What motivates the Talents today? Is it fame alone?
FW: Fame is always nice, but what really motivates the Talents is the community. You can see that from the very first second as they come together here in Berlin. And when the participants discover over the course of the days that they have many things in common, that releases an incredible amount of energy. It knocks our socks off every year.
Many renowned players in the film industry stress how important negative experiences have also been for their careers. Is failure a prerequisite for success?
CT: Failure is a part of our daily lives. Some things simply don’t come off. And the more experience I gain, the better and more positively I can deal with the failures. They’re stages of development we have to go through. Perhaps the film financing falls through. Okay, then I’ll find another way. Sometimes only a change in career can help. Many great and well-known directors were only active for 15 years. Filmmaking can sometimes be just one stage in your life – let’s celebrate that or offer reasonable “exit strategies.”
Are there also situations in life when all the courage in the world does not help and you simply have to accept failure?
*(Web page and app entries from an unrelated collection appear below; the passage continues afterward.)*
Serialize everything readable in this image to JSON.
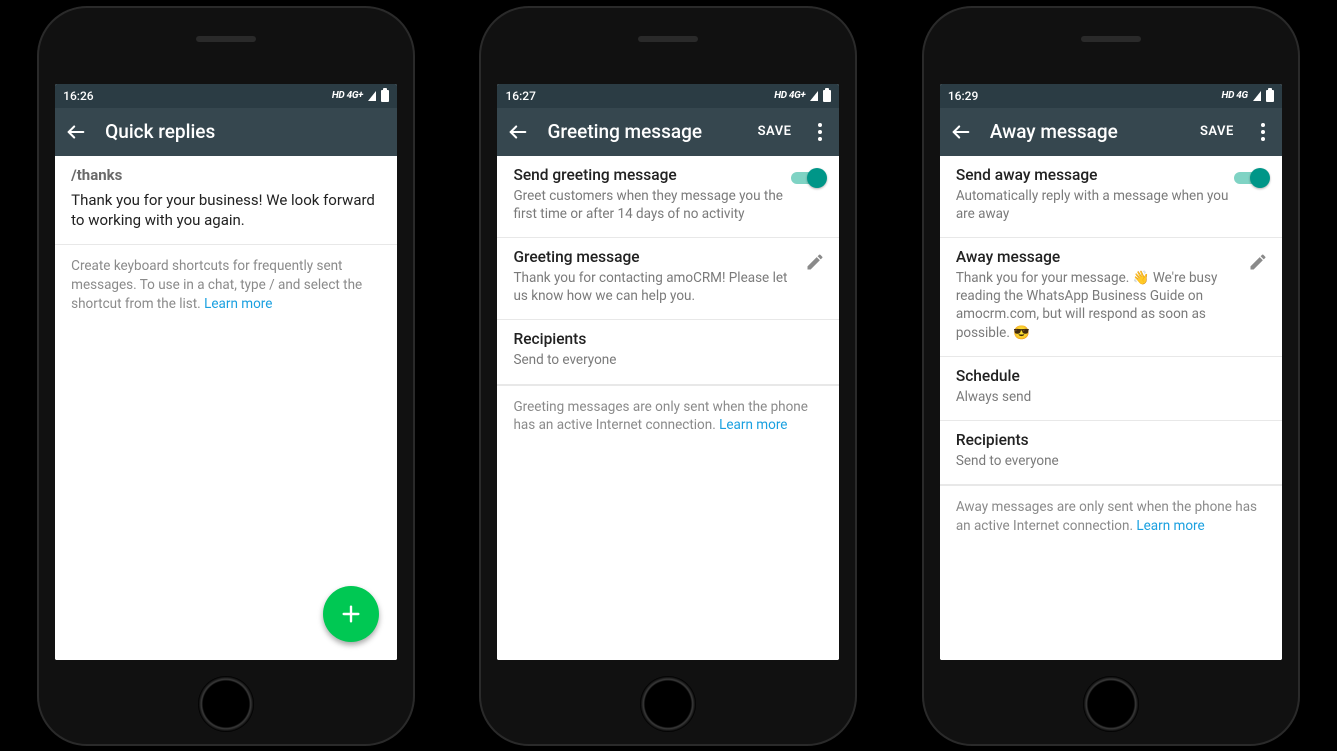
{
  "phones": [
    {
      "status": {
        "time": "16:26",
        "network": "HD 4G+"
      },
      "appbar": {
        "title": "Quick replies",
        "save": null
      },
      "quickReply": {
        "shortcut": "/thanks",
        "message": "Thank you for your business! We look forward to working with you again."
      },
      "hint": "Create keyboard shortcuts for frequently sent messages. To use in a chat, type / and select the shortcut from the list. ",
      "learnMore": "Learn more"
    },
    {
      "status": {
        "time": "16:27",
        "network": "HD 4G+"
      },
      "appbar": {
        "title": "Greeting message",
        "save": "SAVE"
      },
      "sections": {
        "toggle": {
          "title": "Send greeting message",
          "sub": "Greet customers when they message you the first time or after 14 days of no activity"
        },
        "message": {
          "title": "Greeting message",
          "sub": "Thank you for contacting amoCRM! Please let us know how we can help you."
        },
        "recipients": {
          "title": "Recipients",
          "sub": "Send to everyone"
        }
      },
      "hint": "Greeting messages are only sent when the phone has an active Internet connection. ",
      "learnMore": "Learn more"
    },
    {
      "status": {
        "time": "16:29",
        "network": "HD 4G"
      },
      "appbar": {
        "title": "Away message",
        "save": "SAVE"
      },
      "sections": {
        "toggle": {
          "title": "Send away message",
          "sub": "Automatically reply with a message when you are away"
        },
        "message": {
          "title": "Away message",
          "sub": "Thank you for your message. 👋 We're busy reading the WhatsApp Business Guide on amocrm.com, but will respond as soon as possible. 😎"
        },
        "schedule": {
          "title": "Schedule",
          "sub": "Always send"
        },
        "recipients": {
          "title": "Recipients",
          "sub": "Send to everyone"
        }
      },
      "hint": "Away messages are only sent when the phone has an active Internet connection. ",
      "learnMore": "Learn more"
    }
  ]
}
FW: We don’t invite anyone to Berlin and promise them the moon. We give the Talents the opportunity to become a part of the Berlinale Talents family. We remain in contact throughout the good times and the bad, because the group can always help each other. And hopefully it’s also a small “reality check” where people can review the state of things before they perhaps head down the drains.
In a press release you spoke about moments of courage in the filmmaking process “pushing artistic, political or financial boundaries.” What boundaries still remain today?
CT: In 2017, we have 250 participants from 71 countries, while our alumni network spans over 6,500 Talents from more than 100 countries. The Afghan filmmaker Karima Ishchi remained in Germany after the 2016 edition of Berlinale Talents because she kept hitting walls in her home country. She wasn’t allowed to do anything there, and now, in Berlin, she is enjoying a greater amount of freedom. We should always bear in mind restrictions like these in other countries across the world as well. Even here, we can again see massive efforts to build walls at the moment. We should value and cherish our freedom, and above all our freedom of artistic expression.